The Australian government has officially extended the Consumer Data Right (CDR), which provides consumers greater access to their personal data, to include energy services to give consumers the chance to compare and easily switch energy providers.
“30% of electricity consumers do not switch due to the effort required and 22% due to lack of information,” Minister for Energy Angus Taylor said.
“A consumer would be around AU$1,000 better off by switching from the worst to the best electricity plan in both New South Wales and South Australia. A small business would be over AU$7,000 better off in South Australia and over AU$4,500 better off in Victoria from a similar switch.”
As part of extending the CDR to energy, the federal government has released a consultation paper [PDF] to seek feedback on the datasets and data access model that will apply to the energy sector.
According to Treasury, the feedback for the consultation — which will be open until September 26 — will be used to establish a framework to help consumers find and switch between energy deals, to incentivise greater competition between energy retailers, and deliver new retail products to help consumers better manage their energy use.
Some of the specific issues that the paper looks to address are what datasets should be designated to support basic energy retail product comparison and switching use cases; what datasets are required to support more advanced use cases, such as, whether consumers should adopt smart meters, solar panels, battery storage, and/or more energy efficient appliances; and what other datasets should be designated in the energy sector to support use cases not identified in this document.

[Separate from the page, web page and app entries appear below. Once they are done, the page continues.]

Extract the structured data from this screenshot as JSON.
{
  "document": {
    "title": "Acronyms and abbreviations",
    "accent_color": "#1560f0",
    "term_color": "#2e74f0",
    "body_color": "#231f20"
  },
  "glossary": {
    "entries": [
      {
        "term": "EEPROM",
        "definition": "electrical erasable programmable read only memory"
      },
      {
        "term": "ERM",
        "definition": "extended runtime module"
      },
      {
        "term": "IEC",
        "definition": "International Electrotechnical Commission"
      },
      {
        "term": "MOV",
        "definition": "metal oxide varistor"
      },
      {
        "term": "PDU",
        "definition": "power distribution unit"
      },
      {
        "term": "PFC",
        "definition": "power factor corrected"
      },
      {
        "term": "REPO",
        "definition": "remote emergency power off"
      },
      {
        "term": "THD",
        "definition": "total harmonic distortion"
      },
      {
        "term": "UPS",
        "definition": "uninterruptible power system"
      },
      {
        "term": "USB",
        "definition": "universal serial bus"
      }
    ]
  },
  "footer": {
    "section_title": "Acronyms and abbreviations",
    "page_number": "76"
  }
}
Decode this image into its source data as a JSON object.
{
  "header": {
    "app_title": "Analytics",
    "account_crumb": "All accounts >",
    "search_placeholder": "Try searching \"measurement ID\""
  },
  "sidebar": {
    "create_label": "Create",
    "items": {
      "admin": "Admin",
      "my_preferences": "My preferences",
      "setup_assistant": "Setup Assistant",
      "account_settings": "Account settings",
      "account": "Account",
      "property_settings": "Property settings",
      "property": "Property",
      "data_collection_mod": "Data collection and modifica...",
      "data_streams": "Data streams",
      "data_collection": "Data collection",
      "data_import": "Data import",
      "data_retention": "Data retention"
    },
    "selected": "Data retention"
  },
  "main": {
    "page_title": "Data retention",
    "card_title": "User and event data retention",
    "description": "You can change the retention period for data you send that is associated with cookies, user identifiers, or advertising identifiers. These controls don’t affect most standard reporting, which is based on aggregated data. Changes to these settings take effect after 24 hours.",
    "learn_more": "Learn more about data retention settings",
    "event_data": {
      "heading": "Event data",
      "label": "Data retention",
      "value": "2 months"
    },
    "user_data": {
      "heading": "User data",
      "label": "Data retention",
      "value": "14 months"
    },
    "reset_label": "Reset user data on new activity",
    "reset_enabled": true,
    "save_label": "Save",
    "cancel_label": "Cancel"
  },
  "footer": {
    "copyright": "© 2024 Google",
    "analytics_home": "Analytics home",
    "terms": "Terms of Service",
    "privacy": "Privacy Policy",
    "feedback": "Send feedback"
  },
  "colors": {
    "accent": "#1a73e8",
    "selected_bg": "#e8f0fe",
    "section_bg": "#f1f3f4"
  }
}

The datasets that Treasury has proposed should be used are: National metering identifier standing data fields; metering data; customer provided data, which could include a customer’s full name, contact details, date of birth, and information on data access authorisations under the CDR; billing data; retail product data; and distributed energy resource register data.

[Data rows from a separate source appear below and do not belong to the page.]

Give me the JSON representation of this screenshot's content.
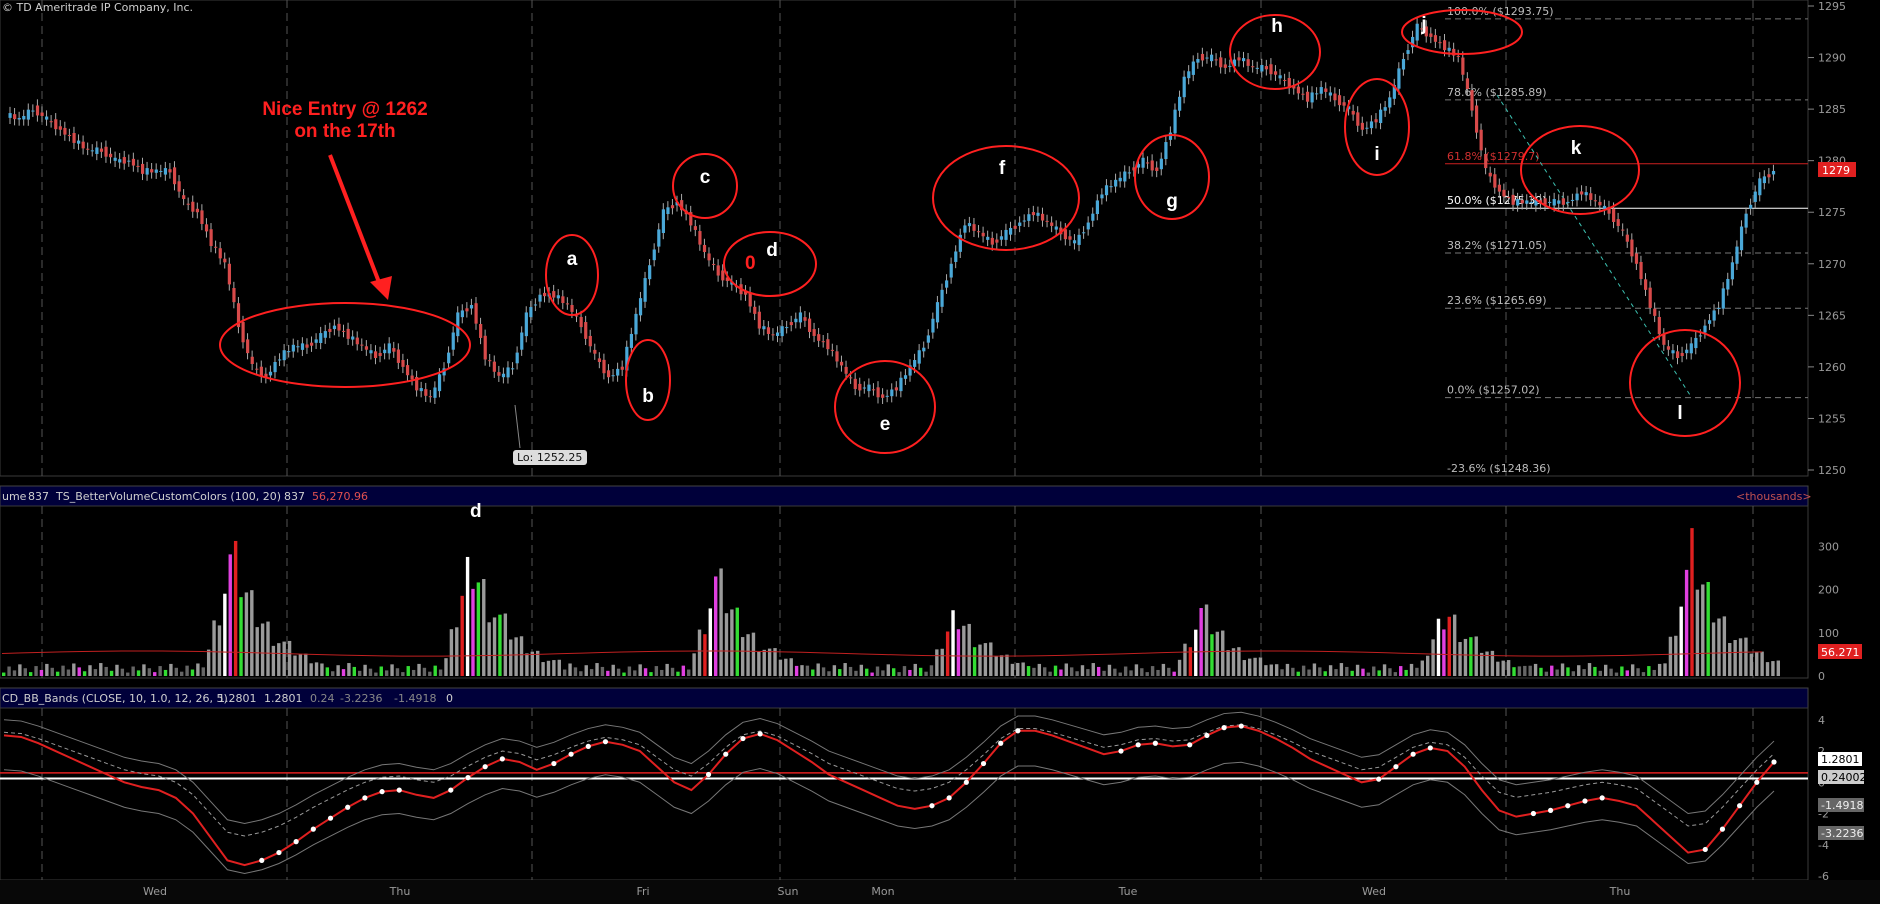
{
  "copyright": "© TD Ameritrade IP Company, Inc.",
  "panels": {
    "volume": {
      "header_name": "ume",
      "header_value1": "837",
      "study_name": "TS_BetterVolumeCustomColors (100, 20)",
      "study_value": "837",
      "study_avg": "56,270.96",
      "units_label": "<thousands>",
      "avg_badge": "56.271",
      "d_marker": "d"
    },
    "oscillator": {
      "header_name": "CD_BB_Bands (CLOSE, 10, 1.0, 12, 26, 5)",
      "values": [
        "1.2801",
        "1.2801",
        "0.24",
        "-3.2236",
        "-1.4918",
        "0"
      ],
      "badges": [
        "1.2801",
        "0.24002",
        "-1.4918",
        "-3.2236"
      ]
    }
  },
  "annotation": {
    "line1": "Nice Entry @ 1262",
    "line2": "on the 17th",
    "low_label": "Lo: 1252.25",
    "price_badge": "1279",
    "stray_zero": "0"
  },
  "colors": {
    "background": "#000000",
    "up_candle": "#4aa8d8",
    "down_candle": "#d84a4a",
    "annotation": "#ff2020",
    "grid": "#555555",
    "volume_gray": "#9a9a9a",
    "volume_magenta": "#e040e0",
    "volume_green": "#33dd33",
    "volume_red": "#e02020",
    "volume_white": "#ffffff"
  },
  "chart_data": [
    {
      "type": "candlestick",
      "panel": "price",
      "y_ticks": [
        1250,
        1255,
        1260,
        1265,
        1270,
        1275,
        1280,
        1285,
        1290,
        1295
      ],
      "ylim": [
        1250,
        1295
      ],
      "x_day_labels": [
        "Wed",
        "Thu",
        "Fri",
        "Sun",
        "Mon",
        "Tue",
        "Wed",
        "Thu"
      ],
      "closes_approx": [
        1284,
        1285,
        1284,
        1283,
        1282,
        1281,
        1281,
        1280,
        1280,
        1279,
        1279,
        1279,
        1276,
        1275,
        1272,
        1270,
        1264,
        1260,
        1259,
        1261,
        1262,
        1262,
        1263,
        1264,
        1263,
        1262,
        1261,
        1262,
        1260,
        1258,
        1257,
        1260,
        1265,
        1266,
        1261,
        1259,
        1260,
        1265,
        1267,
        1267,
        1266,
        1264,
        1261,
        1259,
        1260,
        1265,
        1270,
        1275,
        1276,
        1274,
        1271,
        1269,
        1268,
        1267,
        1264,
        1263,
        1264,
        1265,
        1263,
        1262,
        1260,
        1258,
        1258,
        1257,
        1258,
        1260,
        1262,
        1266,
        1270,
        1274,
        1273,
        1272,
        1273,
        1274,
        1275,
        1274,
        1273,
        1272,
        1274,
        1277,
        1278,
        1279,
        1280,
        1279,
        1283,
        1288,
        1290,
        1290,
        1289,
        1290,
        1289,
        1289,
        1288,
        1287,
        1286,
        1287,
        1286,
        1285,
        1283,
        1284,
        1286,
        1290,
        1293,
        1292,
        1291,
        1290,
        1285,
        1279,
        1277,
        1276,
        1276,
        1276,
        1276,
        1276,
        1277,
        1276,
        1275,
        1273,
        1270,
        1266,
        1262,
        1261,
        1262,
        1264,
        1266,
        1270,
        1275,
        1278,
        1279
      ],
      "fib_levels": [
        {
          "label": "100.0% ($1293.75)",
          "value": 1293.75
        },
        {
          "label": "78.6% ($1285.89)",
          "value": 1285.89
        },
        {
          "label": "61.8% ($1279.7)",
          "value": 1279.7
        },
        {
          "label": "50.0% ($1275.39)",
          "value": 1275.39
        },
        {
          "label": "38.2% ($1271.05)",
          "value": 1271.05
        },
        {
          "label": "23.6% ($1265.69)",
          "value": 1265.69
        },
        {
          "label": "0.0% ($1257.02)",
          "value": 1257.02
        },
        {
          "label": "-23.6% ($1248.36)",
          "value": 1248.36
        }
      ],
      "circle_labels": [
        "a",
        "b",
        "c",
        "d",
        "e",
        "f",
        "g",
        "h",
        "i",
        "j",
        "k",
        "l"
      ],
      "low": 1252.25
    },
    {
      "type": "bar",
      "panel": "volume",
      "y_ticks": [
        0,
        100,
        200,
        300
      ],
      "ylim": [
        0,
        380
      ],
      "spike_groups": [
        {
          "label": "",
          "peak": 360
        },
        {
          "label": "d",
          "peak": 350
        },
        {
          "label": "",
          "peak": 290
        },
        {
          "label": "",
          "peak": 190
        },
        {
          "label": "",
          "peak": 195
        },
        {
          "label": "",
          "peak": 200
        },
        {
          "label": "",
          "peak": 360
        }
      ]
    },
    {
      "type": "line",
      "panel": "oscillator",
      "y_ticks": [
        -6,
        -4,
        -2,
        0,
        2,
        4
      ],
      "ylim": [
        -6,
        4.5
      ],
      "series": [
        {
          "name": "",
          "values": [
            3.0,
            2.9,
            2.5,
            2.0,
            1.5,
            1.0,
            0.5,
            0.0,
            -0.3,
            -0.5,
            -1.0,
            -2.0,
            -3.5,
            -5.0,
            -5.3,
            -5.0,
            -4.5,
            -3.8,
            -3.0,
            -2.3,
            -1.6,
            -1.0,
            -0.6,
            -0.5,
            -0.8,
            -1.0,
            -0.5,
            0.3,
            1.0,
            1.5,
            1.3,
            0.8,
            1.2,
            1.8,
            2.3,
            2.6,
            2.4,
            2.0,
            1.0,
            0.0,
            -0.5,
            0.5,
            1.8,
            2.8,
            3.1,
            2.7,
            2.0,
            1.3,
            0.5,
            0.0,
            -0.5,
            -1.0,
            -1.5,
            -1.7,
            -1.5,
            -1.0,
            0.0,
            1.2,
            2.5,
            3.3,
            3.3,
            3.0,
            2.6,
            2.2,
            1.8,
            2.0,
            2.4,
            2.5,
            2.3,
            2.4,
            3.0,
            3.5,
            3.6,
            3.3,
            2.8,
            2.2,
            1.5,
            1.0,
            0.5,
            0.0,
            0.2,
            1.0,
            1.8,
            2.2,
            2.0,
            1.0,
            -0.5,
            -1.8,
            -2.2,
            -2.0,
            -1.8,
            -1.5,
            -1.2,
            -1.0,
            -1.2,
            -1.5,
            -2.5,
            -3.5,
            -4.5,
            -4.3,
            -3.0,
            -1.5,
            0.0,
            1.3
          ]
        }
      ]
    }
  ]
}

See also; How to request your personal data under GDPR (TechRepublic)
In addition, the Australian Consumer and Competition Commission (ACCC), which was tasked with implementing the CDR, has released its position paper [PDF] on the data access model for the energy sector, following consultation that was conducted earlier this year.
The ACCC announced in February that energy data would join the CDR mandate in early 2020.

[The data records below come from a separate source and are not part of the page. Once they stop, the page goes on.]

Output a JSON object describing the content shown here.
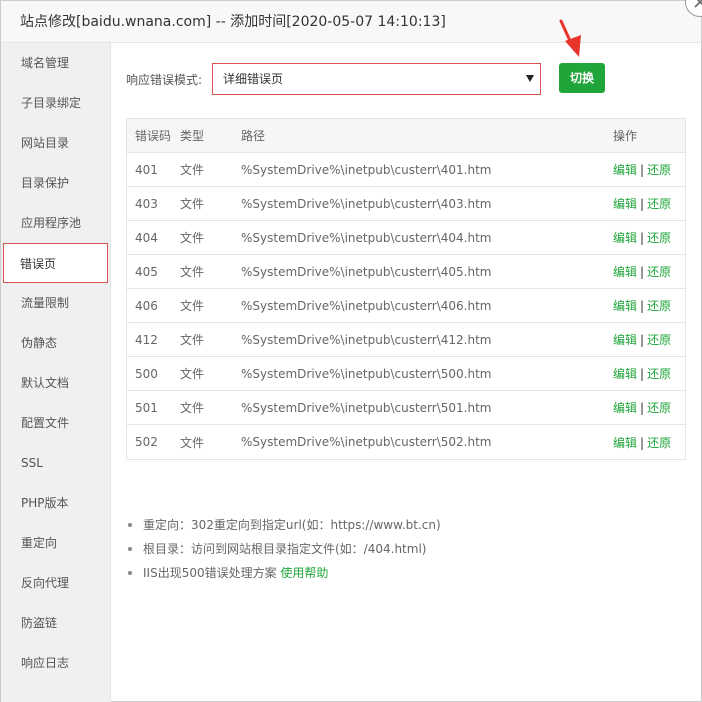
{
  "window": {
    "title": "站点修改[baidu.wnana.com] -- 添加时间[2020-05-07 14:10:13]"
  },
  "sidebar": {
    "items": [
      {
        "label": "域名管理"
      },
      {
        "label": "子目录绑定"
      },
      {
        "label": "网站目录"
      },
      {
        "label": "目录保护"
      },
      {
        "label": "应用程序池"
      },
      {
        "label": "错误页",
        "active": true
      },
      {
        "label": "流量限制"
      },
      {
        "label": "伪静态"
      },
      {
        "label": "默认文档"
      },
      {
        "label": "配置文件"
      },
      {
        "label": "SSL"
      },
      {
        "label": "PHP版本"
      },
      {
        "label": "重定向"
      },
      {
        "label": "反向代理"
      },
      {
        "label": "防盗链"
      },
      {
        "label": "响应日志"
      }
    ]
  },
  "mode": {
    "label": "响应错误模式:",
    "selected": "详细错误页",
    "switch_label": "切换"
  },
  "table": {
    "headers": {
      "code": "错误码",
      "type": "类型",
      "path": "路径",
      "ops": "操作"
    },
    "rows": [
      {
        "code": "401",
        "type": "文件",
        "path": "%SystemDrive%\\inetpub\\custerr\\401.htm"
      },
      {
        "code": "403",
        "type": "文件",
        "path": "%SystemDrive%\\inetpub\\custerr\\403.htm"
      },
      {
        "code": "404",
        "type": "文件",
        "path": "%SystemDrive%\\inetpub\\custerr\\404.htm"
      },
      {
        "code": "405",
        "type": "文件",
        "path": "%SystemDrive%\\inetpub\\custerr\\405.htm"
      },
      {
        "code": "406",
        "type": "文件",
        "path": "%SystemDrive%\\inetpub\\custerr\\406.htm"
      },
      {
        "code": "412",
        "type": "文件",
        "path": "%SystemDrive%\\inetpub\\custerr\\412.htm"
      },
      {
        "code": "500",
        "type": "文件",
        "path": "%SystemDrive%\\inetpub\\custerr\\500.htm"
      },
      {
        "code": "501",
        "type": "文件",
        "path": "%SystemDrive%\\inetpub\\custerr\\501.htm"
      },
      {
        "code": "502",
        "type": "文件",
        "path": "%SystemDrive%\\inetpub\\custerr\\502.htm"
      }
    ],
    "edit_label": "编辑",
    "separator": "|",
    "restore_label": "还原"
  },
  "tips": {
    "items": [
      {
        "text": "重定向：302重定向到指定url(如：https://www.bt.cn)"
      },
      {
        "text": "根目录：访问到网站根目录指定文件(如：/404.html)"
      },
      {
        "text": "IIS出现500错误处理方案 ",
        "link": "使用帮助"
      }
    ]
  },
  "colors": {
    "accent": "#20a53a",
    "highlight": "#d9534f",
    "arrow": "#e8342b"
  },
  "icons": {
    "close": "close-icon",
    "dropdown": "chevron-down-icon",
    "pointer": "red-arrow-icon"
  }
}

In the position paper, the ACCC has proposed to use the Australian Energy Market Operator (AEMO) gateway model for sharing electricity market data, which means the AEMO will provide data on consumer’s current electricity arrangements from their current provider to trusted third parties when authorised by the consumer.
“The gateway model best balances functionality, cost effectiveness, flexibility and security while also leveraging AEMO’s data and IT expertise. It allows AEMO to facilitate the rollout of the CDR to the energy sector, helping to reduce implementation costs particularly for smaller energy retailers,” ACCC commissioner Sarah Court said.
The consumer watchdog came to this conclusion after weighing the pros and cons of the gateway model with other models — the AEMO centralised model and the economy-wide model.
The ACCC will now develop rules to accommodate energy-specific arrangements, including appropriate authorisation and authentication models. The ACCC will continue to consult with stakeholders on the next stages in the development of the CDR.
Eventually, the feedback from the dataset consultation carried out by the federal government will also be used to inform the ACCC’s development of the rules that would govern the operation of the AEMO gateway model.
The CDR for energy will initially apply to the National Electricity Market, which excludes Western Australia and the Northern Territory, before it’s expanded to other energy markets over time.
The extension of the CDR to energy comes as the policy was officially applied to the banking sector in July under the open banking regime. Under this mandate, from February 2020, ANZ, the Commonwealth Bank, NAB, and Westpac will be required to give consumers greater access to the information they hold on consumers; and the power to require those banks to provide safe and secure access to that information to trusted third parties.
This is despite the fact the ACCC had revealed earlier this year it was unsure how banks could provide consumers with their data, but took a red marker to the calendar to say ANZ, CBA, NAB, and Westpac needed to make consumer data available on credit and debit card, deposit, and transaction accounts, at minimum, by the start of the 2020 financial year.
It was only in March did the ACCC release a draft document detailing the rules that would guide the implementation of the CDR would look like.
Prior to the release of the guidelines, the Australian Privacy Foundation said the CDR privacy safeguards were not sufficient, and that the government had “severely” underestimated the need for more thought across the entire legislative change.
Meanwhile, the Communications Alliance has been concerned that the legislation will not be overly applicable to industries other than banking, and that the rushed through process will result in a disjointed framework that is not well thought out.